21 December: A Love-Spell for St Thomas' Eve

'The night of 21 December was thought in Guernsey to be a night when spirits walked abroad, when it was dangerous to be outside; but this made it a very auspicious night for magic.' From Guernsey Folk Lore, p. 408.

Pour vé ki ki sera ton homme ...

On St Thomas Night¹ a girl who wants to find out the identity of her future husband, just before she goes to bed, .... must take a golden pippin, ... pass two pins crossways through it and lay it under her pillow, having either taken off her left stocking last and thrown it over her left shoulder or, according to other versions, wrapped the apple in her left stocking. She has to then get into bed backwards and repeat this spell three times:

Saint Thomas, Saint Thomas,
Le plus court, le plus bas,
Fais moi voire en m’endormant
Celui qui sera mon amant,
Et le pays, et la contrée,
Où il fait sa demeurée,
Et le métier qu’il sait faire.
Qu’il soit beau ou qu’il soit laid
Tel qu’il sera je l’aimerai.
Saint Thomas, fait moi la grace
Que je le voie, que je l’embrasse. Ainsi soit il.

This is a rough translation: St Thomas, St Thomas, the shortest and most stubby, As sleep comes for me, show me my future hubby, The country in which he resides, the place where he abides, The job that he does for a trade. I will love him, ugly or well-made. St Thomas please help me in this, Let me see him and him let me kiss. Amen.

In a note, Edith Carey adds that Mrs Knowles’ 'old servant from the Câtel' used also to include 'Montrez moi le lieu où je vivras, Et la loge que j’habitras' ('Show me the place I am going to live, and the house I shall live in').

Not another word must be spoken, and, if the rite has been duly performed, the desired knowledge will be communicated in a dream.

Good luck, ladies!

More from MacCulloch's Guernsey Folk Lore. [DAB]


¹ Louisa Lane Clarke, in her Folk Lore of 1880, wrote of St Thomas' Eve: '.... the Guernsey Hallowe'en, which is not on the Eve of All Saints as it ought to be, but on the 21st December, St Thomas' Day. It is kept much after the Scotch fashion, and it is a famous night for spells and visions, and unpleasant adventures with evil spirits.
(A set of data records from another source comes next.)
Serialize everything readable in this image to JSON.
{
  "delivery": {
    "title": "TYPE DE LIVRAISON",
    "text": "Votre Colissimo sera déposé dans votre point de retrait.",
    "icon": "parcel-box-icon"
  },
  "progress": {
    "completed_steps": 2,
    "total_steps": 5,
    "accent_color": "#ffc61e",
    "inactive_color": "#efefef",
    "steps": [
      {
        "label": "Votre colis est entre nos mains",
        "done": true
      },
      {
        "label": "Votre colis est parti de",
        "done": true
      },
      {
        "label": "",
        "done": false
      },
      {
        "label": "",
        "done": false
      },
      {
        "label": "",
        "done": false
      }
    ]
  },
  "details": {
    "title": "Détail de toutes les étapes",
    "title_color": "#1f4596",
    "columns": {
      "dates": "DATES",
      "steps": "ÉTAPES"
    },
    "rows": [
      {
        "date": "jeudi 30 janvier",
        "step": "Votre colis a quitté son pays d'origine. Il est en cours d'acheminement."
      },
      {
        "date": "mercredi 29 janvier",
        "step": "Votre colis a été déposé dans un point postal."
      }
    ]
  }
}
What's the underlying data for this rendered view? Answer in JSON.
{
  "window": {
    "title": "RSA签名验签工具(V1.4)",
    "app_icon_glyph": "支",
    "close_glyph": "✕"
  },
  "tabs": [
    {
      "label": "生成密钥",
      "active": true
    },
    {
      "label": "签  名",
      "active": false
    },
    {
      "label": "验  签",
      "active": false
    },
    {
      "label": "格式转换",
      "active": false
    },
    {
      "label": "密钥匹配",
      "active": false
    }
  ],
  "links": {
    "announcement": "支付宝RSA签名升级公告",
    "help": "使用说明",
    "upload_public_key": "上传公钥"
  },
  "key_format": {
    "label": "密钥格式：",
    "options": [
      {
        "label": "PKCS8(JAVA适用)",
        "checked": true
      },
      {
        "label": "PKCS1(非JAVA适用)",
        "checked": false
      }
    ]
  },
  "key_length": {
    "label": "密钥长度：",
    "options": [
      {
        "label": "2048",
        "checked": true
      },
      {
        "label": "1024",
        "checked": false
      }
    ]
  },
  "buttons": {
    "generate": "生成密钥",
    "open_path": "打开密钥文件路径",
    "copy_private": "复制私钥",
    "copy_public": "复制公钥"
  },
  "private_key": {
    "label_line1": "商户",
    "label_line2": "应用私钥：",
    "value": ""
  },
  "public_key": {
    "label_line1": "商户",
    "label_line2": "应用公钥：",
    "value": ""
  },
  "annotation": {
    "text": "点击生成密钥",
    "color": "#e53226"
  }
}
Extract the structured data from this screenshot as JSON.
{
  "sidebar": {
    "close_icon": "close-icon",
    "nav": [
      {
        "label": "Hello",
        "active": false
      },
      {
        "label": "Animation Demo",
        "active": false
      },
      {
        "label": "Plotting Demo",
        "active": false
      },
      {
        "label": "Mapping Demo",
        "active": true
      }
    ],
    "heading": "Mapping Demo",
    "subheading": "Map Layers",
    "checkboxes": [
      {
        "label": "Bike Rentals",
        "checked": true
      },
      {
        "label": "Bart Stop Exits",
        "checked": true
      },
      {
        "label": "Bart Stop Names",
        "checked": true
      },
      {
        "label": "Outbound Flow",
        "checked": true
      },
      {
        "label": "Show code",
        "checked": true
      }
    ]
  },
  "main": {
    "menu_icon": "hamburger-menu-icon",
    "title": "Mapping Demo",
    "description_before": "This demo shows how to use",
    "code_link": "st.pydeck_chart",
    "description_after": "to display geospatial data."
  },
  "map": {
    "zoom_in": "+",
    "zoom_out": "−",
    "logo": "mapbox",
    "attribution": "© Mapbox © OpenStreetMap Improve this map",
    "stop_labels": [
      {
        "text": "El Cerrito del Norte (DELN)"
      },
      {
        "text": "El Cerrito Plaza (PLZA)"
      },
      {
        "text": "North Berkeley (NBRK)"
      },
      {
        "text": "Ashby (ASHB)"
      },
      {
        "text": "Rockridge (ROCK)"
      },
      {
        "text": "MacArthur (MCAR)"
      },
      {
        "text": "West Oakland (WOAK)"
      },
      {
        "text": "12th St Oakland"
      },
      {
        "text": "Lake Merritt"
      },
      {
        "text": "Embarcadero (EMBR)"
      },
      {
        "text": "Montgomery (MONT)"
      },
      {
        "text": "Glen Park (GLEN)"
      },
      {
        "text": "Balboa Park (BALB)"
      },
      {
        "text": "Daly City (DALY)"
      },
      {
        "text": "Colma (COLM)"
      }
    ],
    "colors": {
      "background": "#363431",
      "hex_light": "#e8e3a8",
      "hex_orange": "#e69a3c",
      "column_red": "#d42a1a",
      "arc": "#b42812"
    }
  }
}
Men returning from their work in the evening have walked, and walked, and walked, always seeming to be near home, and never getting to their own door, till they have suddenly made a full stop, rubbed their eyes, and found themselves at Torteval or Rocquaine; or of it was a Torteval man, he has stumbled over the Roc du Guet at the Câtel.

Sometimes a great black dog will run rudely at a man and knock him down. Sometimes a white rabbit will go hopping before him till he his crazed with fear. People do not like, on either the Surveil de Noel [Christmas Eve] or le Jour de St Thomas, to wander about after dark. Nevertheless, the latter is a favourite day with young men and maidens; for then they perform all kinds of spells to find out who loves them, or pour vé ki ki sera son homme, 'who is to be their husband.'

She gives the same spell in virtually the same format, but specifies using 'eighteen new pins, that have never been used or stuck into paper; put nine in the eye and nine in the stem .... with the left garter round it.' Lane Clarke, Louisa, The Folk Lore of Guernsey and Sark: Guernsey, Le Lièvre, 1880, pp. 8-9.

Denys Corbet, in 'Local Superstitions,' an article he wrote for the Report and Transactions of the Société Guernesiaise in 1892, had this to say about Christmas divination: 'Young people also pretend to find out the time of their marriage by the means of the number of kernels, or stones, found in the portion of plum-pudding which they eat at their Christmas dinner. Thus reckoning the stones, they say: 'This year, next year, never, now,' or something of the kind, over and over again, until they come to the last stone, which is supposed to give the desired information' (p. 244.)